according to the findings, which were published in the Archives of Internal Medicine.

Nearly 40 percent of Americans use some form of complementary and alternative medicine, according to the 2007 National Health Interview Survey. These practices include meditation, yoga, acupuncture and other types of mind-body-practices. And now, many are receiving the support of conventional doctors who have seen apparent benefits in some of their patients.

Some studies suggest meditation can help lower blood pressure and even improve immune function.

“There are a lot of great benefits for people that are starting to meditate and we find that that’s cumulative,” said Harden. “So the more you meditate, the more the benefits last.”

Meditation has more recently been tried to treat eating disorders, alcoholism, psoriasis, and even impotence. More than two dozen medical centers across the country, including specialized cancer centers, have attached complementary medicine centers, or provide meditation or other mind-body classes.

However, many of these uses of meditation are experimental, and the results vary by each patient. Many experts say meditation is more likely to treat medical conditions successfully when it is used in conjunction with conventional therapies.

“I think it’s really an onus both not only on the patient but also on the physicians as well, and the people involved in the person’s healthcare to provide them with different options they can benefit from,” said Hoffman.

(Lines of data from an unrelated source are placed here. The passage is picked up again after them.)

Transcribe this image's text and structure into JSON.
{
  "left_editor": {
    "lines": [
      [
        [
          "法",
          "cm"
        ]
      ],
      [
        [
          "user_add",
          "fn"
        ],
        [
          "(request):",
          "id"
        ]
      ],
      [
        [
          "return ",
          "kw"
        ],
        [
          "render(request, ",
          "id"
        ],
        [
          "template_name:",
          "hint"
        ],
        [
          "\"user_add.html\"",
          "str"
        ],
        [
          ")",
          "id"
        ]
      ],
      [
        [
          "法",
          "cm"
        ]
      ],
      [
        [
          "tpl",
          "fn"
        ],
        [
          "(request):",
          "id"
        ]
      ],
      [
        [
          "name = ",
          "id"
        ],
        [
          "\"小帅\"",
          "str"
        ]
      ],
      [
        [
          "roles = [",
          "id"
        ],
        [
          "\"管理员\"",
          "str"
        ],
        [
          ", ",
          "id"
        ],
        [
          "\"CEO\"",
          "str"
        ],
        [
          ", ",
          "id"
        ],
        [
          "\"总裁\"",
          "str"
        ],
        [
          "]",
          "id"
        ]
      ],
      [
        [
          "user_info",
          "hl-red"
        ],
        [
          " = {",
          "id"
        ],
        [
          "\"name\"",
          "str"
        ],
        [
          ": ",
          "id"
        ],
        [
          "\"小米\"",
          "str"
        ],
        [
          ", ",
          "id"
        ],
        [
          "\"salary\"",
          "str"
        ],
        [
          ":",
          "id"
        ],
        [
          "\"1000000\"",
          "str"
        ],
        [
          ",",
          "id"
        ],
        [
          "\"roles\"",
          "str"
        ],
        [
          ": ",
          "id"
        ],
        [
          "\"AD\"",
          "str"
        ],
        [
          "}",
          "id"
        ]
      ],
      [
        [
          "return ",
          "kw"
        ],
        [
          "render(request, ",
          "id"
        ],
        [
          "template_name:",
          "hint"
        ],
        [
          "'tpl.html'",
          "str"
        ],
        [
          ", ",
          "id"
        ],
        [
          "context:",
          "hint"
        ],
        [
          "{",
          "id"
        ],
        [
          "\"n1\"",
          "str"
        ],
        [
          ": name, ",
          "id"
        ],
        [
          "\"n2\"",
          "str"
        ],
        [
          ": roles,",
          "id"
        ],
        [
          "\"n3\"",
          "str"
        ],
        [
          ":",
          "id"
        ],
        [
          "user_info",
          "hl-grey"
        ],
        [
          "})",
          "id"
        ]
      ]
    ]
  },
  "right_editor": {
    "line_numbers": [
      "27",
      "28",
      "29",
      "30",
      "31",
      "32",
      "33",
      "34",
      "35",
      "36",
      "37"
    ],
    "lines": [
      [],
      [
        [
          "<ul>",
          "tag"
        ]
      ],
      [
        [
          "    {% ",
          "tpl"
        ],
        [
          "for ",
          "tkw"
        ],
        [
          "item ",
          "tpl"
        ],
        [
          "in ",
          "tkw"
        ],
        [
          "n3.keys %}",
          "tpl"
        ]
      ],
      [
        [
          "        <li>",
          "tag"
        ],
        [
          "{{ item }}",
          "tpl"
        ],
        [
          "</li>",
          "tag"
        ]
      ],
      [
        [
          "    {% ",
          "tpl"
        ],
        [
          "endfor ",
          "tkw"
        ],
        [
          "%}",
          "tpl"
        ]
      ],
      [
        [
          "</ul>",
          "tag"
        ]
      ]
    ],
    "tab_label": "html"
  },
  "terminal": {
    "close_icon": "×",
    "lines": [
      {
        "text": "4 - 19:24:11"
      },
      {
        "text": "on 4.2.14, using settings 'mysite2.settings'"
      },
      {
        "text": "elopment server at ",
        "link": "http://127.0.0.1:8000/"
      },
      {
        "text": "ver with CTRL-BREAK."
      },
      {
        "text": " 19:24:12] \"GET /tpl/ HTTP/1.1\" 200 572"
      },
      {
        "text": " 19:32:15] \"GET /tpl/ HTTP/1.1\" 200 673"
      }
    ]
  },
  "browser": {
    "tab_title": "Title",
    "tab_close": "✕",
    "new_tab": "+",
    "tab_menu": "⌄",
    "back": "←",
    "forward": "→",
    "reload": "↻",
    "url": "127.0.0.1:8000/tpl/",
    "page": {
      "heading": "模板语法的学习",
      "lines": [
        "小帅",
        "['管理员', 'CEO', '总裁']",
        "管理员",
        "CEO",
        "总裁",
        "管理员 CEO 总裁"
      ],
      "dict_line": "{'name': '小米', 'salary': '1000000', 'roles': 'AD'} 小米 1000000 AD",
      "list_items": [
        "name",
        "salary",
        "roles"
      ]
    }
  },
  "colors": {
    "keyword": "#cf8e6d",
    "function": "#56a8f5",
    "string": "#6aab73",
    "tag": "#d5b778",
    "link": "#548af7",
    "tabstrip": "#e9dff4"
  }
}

In fact, Hoffman said he’s seen a huge difference in Ramirez’s confidence and ability to handle his medical care. Within a few weeks since the start of his meditation sessions, Ramirez breezed through his round of radiation treatment without sedation.

“I was able to stay right there for 20 minutes without medication and just relaxing, working on my mind,” said Ramirez. “You’ve got to make your mind control your body.”

Read More
Menu

Wildmind is a Community-Supported Meditation Initiative. Explore the benefits of becoming a supporter.

X